The skiing public’s reaction last October to Deer Valley’s plan to acquire Solitude was mixed, from fear that snowboarders would be banned (they are not) to hope that Solitude’s infrastructure will get the attention it needs (it will). “We recognize that this place is a little gem,” Mayhew says. “We want to use our resources to enhance that vibe.”
Luckily, Solitude’s small but sweet village makes an ideal canvas. Built in the late 1990s, the cluster of condo-hotels at the base of the slopes is typical ski-resort construction (it was built by Intrawest) huddled around a plaza with an ice rink, restaurants, and a heated outdoor community pool.
During our late-spring visit, the pool is hopping from après-ski to 8 p.m. nightly with joyful kids playing Marco Polo and water tag, bobbing happily in the shallow end, and bouncing from pool to hot tub for quick warmups.

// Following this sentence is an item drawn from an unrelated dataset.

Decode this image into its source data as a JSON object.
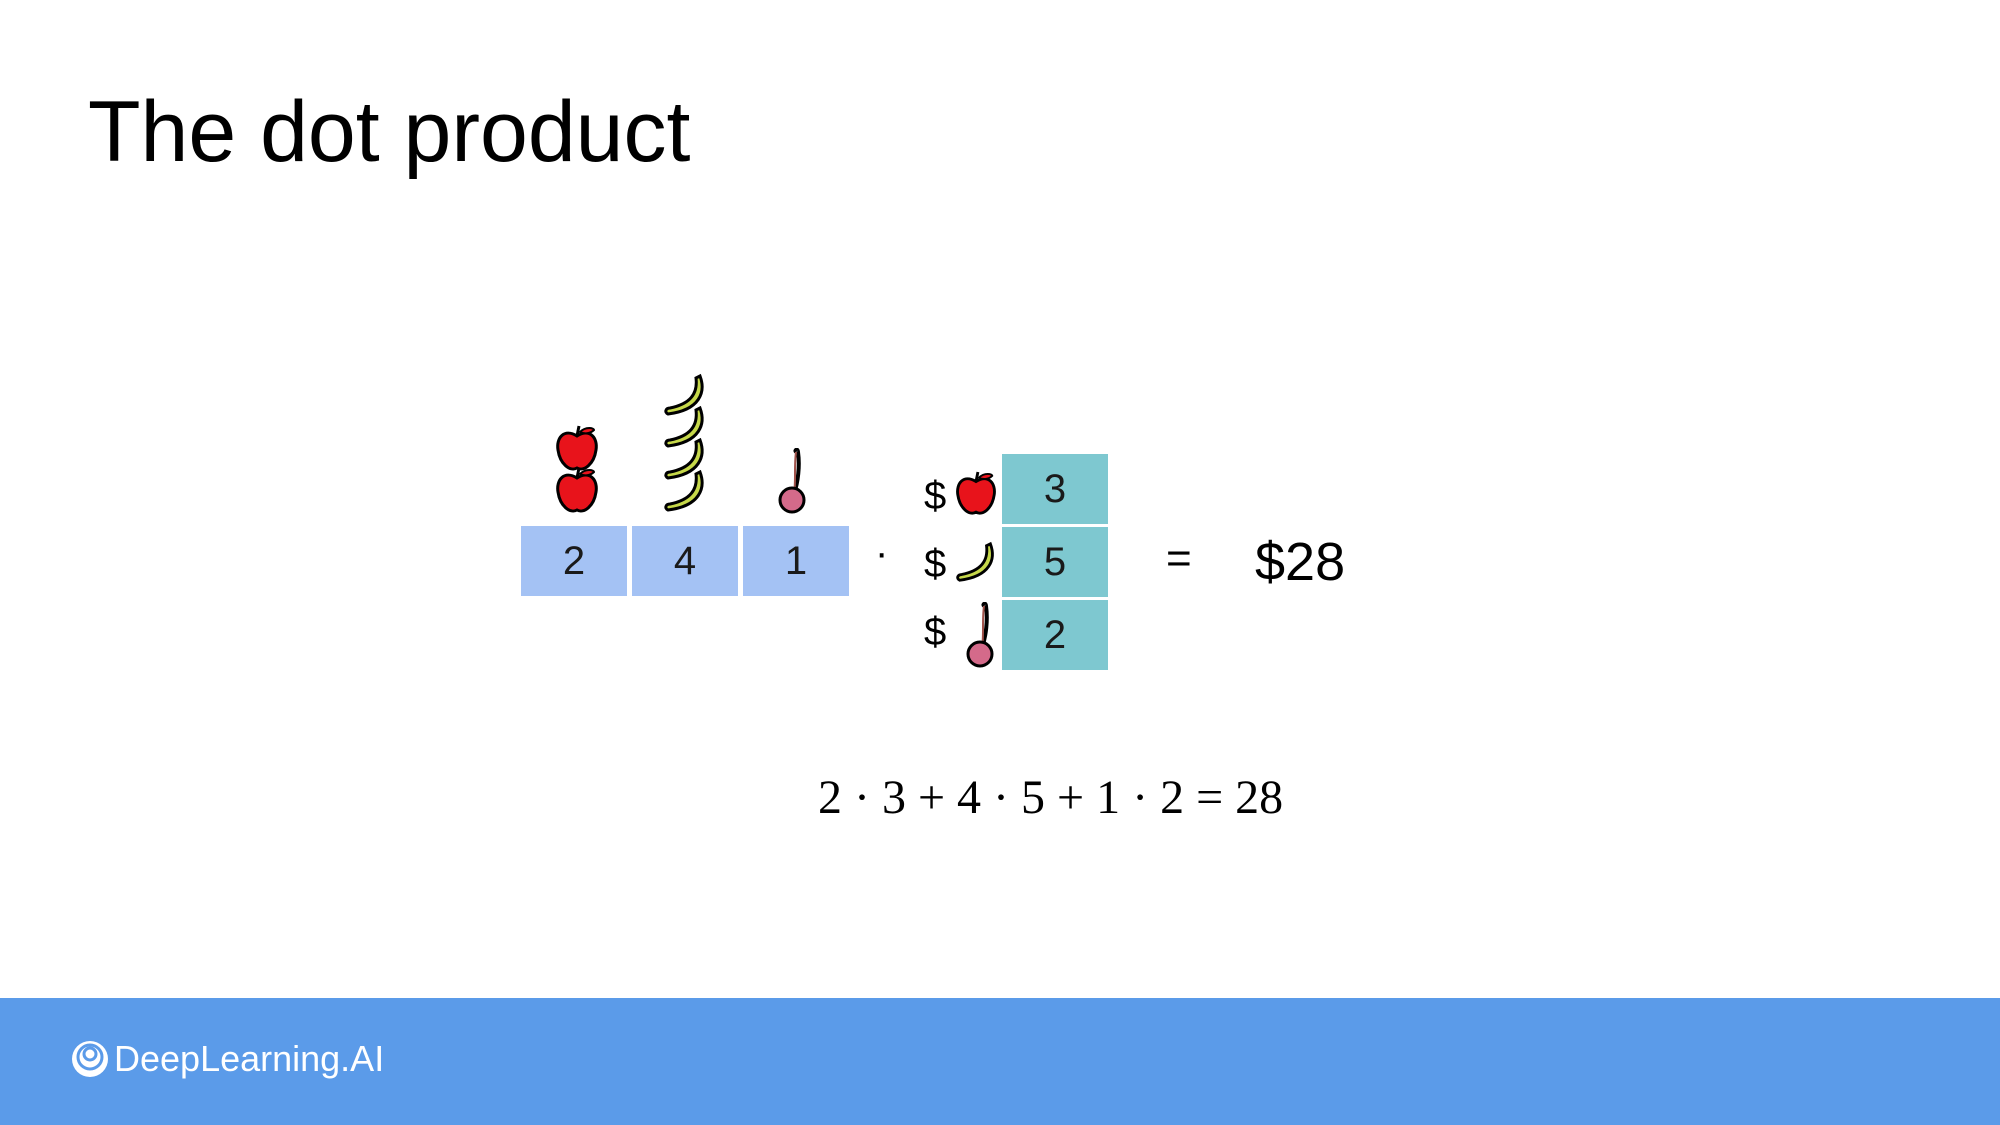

In the village, we dig into piping-hot pies from the Stone Haus Pizzeria and Creamery and gorge on Hearth Bread (caramelized onions, roasted tomatoes, black olives, and fresh mozzarella on ciabatta) at the Honeycomb Grill during après-ski on the patio.
And in true Soli style, liftlines are nil, we have entire swaths of the mountain to ourselves, and yes, the “vibe” is just as we expected: authentic, local, quaint—at least to a family who usually skis Colorado’s crowded Front Range resorts.

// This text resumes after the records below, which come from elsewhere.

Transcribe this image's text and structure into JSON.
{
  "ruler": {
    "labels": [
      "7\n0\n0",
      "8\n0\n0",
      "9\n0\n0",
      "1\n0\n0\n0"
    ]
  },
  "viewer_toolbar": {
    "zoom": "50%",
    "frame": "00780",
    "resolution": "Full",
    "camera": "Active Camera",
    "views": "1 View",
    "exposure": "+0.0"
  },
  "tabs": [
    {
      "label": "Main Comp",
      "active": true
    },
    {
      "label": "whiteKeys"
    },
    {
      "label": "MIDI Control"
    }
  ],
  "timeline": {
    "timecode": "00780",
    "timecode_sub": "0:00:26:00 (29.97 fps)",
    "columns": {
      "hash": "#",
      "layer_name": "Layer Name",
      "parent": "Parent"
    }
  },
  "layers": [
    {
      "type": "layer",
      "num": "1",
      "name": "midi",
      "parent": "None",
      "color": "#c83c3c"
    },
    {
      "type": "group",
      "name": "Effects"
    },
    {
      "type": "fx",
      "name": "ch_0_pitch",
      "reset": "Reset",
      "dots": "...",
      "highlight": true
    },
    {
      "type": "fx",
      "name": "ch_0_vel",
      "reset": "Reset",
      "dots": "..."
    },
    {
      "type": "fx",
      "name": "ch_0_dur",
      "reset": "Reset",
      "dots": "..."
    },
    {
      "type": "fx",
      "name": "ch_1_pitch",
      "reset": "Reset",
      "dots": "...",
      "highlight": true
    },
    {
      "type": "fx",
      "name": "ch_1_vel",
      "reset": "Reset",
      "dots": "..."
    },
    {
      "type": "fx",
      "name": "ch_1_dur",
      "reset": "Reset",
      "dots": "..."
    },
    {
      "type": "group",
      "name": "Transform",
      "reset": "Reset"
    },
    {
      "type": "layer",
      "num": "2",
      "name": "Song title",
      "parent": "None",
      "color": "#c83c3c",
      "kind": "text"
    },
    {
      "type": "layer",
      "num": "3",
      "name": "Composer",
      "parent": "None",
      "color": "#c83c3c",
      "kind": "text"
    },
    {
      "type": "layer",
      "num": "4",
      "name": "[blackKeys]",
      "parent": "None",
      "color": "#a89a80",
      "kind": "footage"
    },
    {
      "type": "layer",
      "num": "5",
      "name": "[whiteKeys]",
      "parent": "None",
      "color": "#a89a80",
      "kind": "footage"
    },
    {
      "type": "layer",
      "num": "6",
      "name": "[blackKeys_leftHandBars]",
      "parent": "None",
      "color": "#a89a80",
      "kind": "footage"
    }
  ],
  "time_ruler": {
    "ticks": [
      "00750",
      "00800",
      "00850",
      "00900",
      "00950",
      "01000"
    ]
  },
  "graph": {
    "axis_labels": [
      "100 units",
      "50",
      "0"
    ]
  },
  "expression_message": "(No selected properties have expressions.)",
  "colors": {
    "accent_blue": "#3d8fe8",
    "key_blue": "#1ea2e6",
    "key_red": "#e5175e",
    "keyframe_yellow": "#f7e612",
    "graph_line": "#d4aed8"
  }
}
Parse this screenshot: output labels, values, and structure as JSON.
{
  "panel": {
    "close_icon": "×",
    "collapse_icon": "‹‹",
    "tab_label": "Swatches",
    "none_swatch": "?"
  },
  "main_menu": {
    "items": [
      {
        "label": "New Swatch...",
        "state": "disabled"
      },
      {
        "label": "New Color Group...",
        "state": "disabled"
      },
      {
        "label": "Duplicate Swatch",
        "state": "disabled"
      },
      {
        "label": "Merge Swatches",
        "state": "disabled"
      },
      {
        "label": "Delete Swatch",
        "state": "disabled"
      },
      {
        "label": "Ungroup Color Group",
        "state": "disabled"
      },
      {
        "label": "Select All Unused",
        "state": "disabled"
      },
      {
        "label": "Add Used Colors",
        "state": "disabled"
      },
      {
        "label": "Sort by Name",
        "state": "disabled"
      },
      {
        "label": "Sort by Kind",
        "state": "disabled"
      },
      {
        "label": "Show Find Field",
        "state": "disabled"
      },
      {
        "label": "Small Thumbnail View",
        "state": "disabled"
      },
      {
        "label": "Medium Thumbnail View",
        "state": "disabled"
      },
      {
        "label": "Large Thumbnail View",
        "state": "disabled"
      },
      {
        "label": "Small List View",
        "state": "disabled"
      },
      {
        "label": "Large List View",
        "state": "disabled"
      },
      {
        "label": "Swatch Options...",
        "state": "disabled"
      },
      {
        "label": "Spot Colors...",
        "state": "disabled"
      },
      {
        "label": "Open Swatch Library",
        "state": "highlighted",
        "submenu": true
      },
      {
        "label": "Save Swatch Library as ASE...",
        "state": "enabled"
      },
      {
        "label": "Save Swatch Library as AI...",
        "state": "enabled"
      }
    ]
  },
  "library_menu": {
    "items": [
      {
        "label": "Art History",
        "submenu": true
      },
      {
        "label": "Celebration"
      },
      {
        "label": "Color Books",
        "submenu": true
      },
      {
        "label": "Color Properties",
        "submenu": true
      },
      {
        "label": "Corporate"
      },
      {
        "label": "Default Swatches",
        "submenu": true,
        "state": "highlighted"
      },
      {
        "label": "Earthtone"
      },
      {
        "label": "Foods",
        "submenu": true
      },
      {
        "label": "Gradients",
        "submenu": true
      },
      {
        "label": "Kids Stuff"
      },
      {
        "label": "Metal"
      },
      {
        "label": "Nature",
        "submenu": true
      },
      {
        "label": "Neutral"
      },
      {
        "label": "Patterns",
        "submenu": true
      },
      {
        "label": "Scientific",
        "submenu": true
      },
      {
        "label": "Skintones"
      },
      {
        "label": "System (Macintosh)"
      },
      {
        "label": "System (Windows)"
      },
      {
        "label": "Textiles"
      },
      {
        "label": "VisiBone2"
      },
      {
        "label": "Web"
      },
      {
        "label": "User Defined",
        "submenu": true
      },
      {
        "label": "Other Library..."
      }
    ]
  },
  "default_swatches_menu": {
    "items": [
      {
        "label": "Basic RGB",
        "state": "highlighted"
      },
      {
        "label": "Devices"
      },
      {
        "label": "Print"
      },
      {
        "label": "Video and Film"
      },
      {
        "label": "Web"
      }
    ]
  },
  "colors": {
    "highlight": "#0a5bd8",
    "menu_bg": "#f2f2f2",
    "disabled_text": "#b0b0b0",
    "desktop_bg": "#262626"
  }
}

Which reminds me: When I told people we were going to Solitude on spring break, the large majority of my avid-skier friends had no idea where it was. And these are people who live one state over from Utah, not across the country. But with Deer Valley’s attention, perhaps Solitude won’t remain unknown for much longer.
>>Soli’s modest little village is cute and convenient. Options include town-homes, condos, and the full-service Inn at Solitude, and all lodging comes with access to the community pool, hot tubs, fitness center, and game rooms.
>>The small but cozy dining room at St. Bernard’s, inside the Inn at Solitude, serves a family-friendly buffet dinner Wednesday to Sunday, and the Honeycomb Grill, just across the way, offers a tavern-style menu nightly. Don’t miss breakfast at the Silver Fork Lodge, just down the canyon from the resort. It’s well worth the short drive.
>>The Thirsty Squirrel, in the village, is a comfortable pub perfect for an après beer and a snack.
>>The Solitude Nordic Center will outfit the family with snowshoes for an informative hour-long jaunt around the lovely, snow-covered lake. All lodging guests can watch movies in Club Solitude’s little theater, hang out in the game room with Xbox, play pool, or curl up by the fireplace in the lounge.